- [Task objective]: Could you restate the entries below word for word and leave out the pictures?

- [Raw data]:
_ _ _ _

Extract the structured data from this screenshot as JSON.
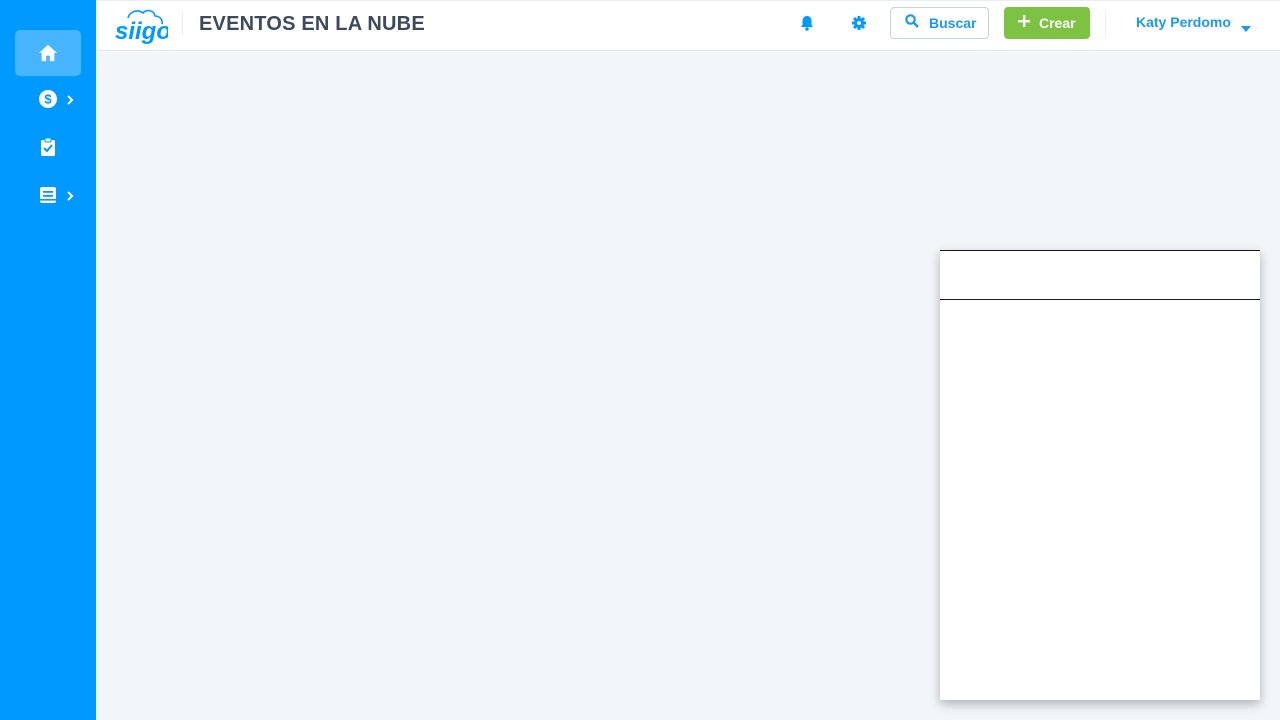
{
  "header": {
    "logo_text": "Siigo",
    "title": "EVENTOS EN LA NUBE",
    "notifications_icon": "bell-icon",
    "settings_icon": "gear-icon",
    "search_label": "Buscar",
    "create_label": "Crear",
    "user_name": "Katy Perdomo"
  },
  "sidebar": {
    "items": [
      {
        "icon": "home-icon",
        "active": true
      },
      {
        "icon": "dollar-circle-icon",
        "has_submenu": true
      },
      {
        "icon": "clipboard-check-icon"
      },
      {
        "icon": "book-icon",
        "has_submenu": true
      }
    ]
  },
  "colors": {
    "sidebar": "#0099ff",
    "accent": "#1a9ae8",
    "create_button": "#7dc242",
    "background": "#f2f6f9",
    "title": "#3d4a5c"
  }
}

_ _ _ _

- [Task answer]:
Extract the structured data from this screenshot as JSON.
{
  "header": {
    "logo_text": "Siigo",
    "title": "EVENTOS EN LA NUBE",
    "notifications_icon": "bell-icon",
    "settings_icon": "gear-icon",
    "search_label": "Buscar",
    "create_label": "Crear",
    "user_name": "Katy Perdomo"
  },
  "sidebar": {
    "items": [
      {
        "icon": "home-icon",
        "active": true
      },
      {
        "icon": "dollar-circle-icon",
        "has_submenu": true
      },
      {
        "icon": "clipboard-check-icon"
      },
      {
        "icon": "book-icon",
        "has_submenu": true
      }
    ]
  },
  "colors": {
    "sidebar": "#0099ff",
    "accent": "#1a9ae8",
    "create_button": "#7dc242",
    "background": "#f2f6f9",
    "title": "#3d4a5c"
  }
}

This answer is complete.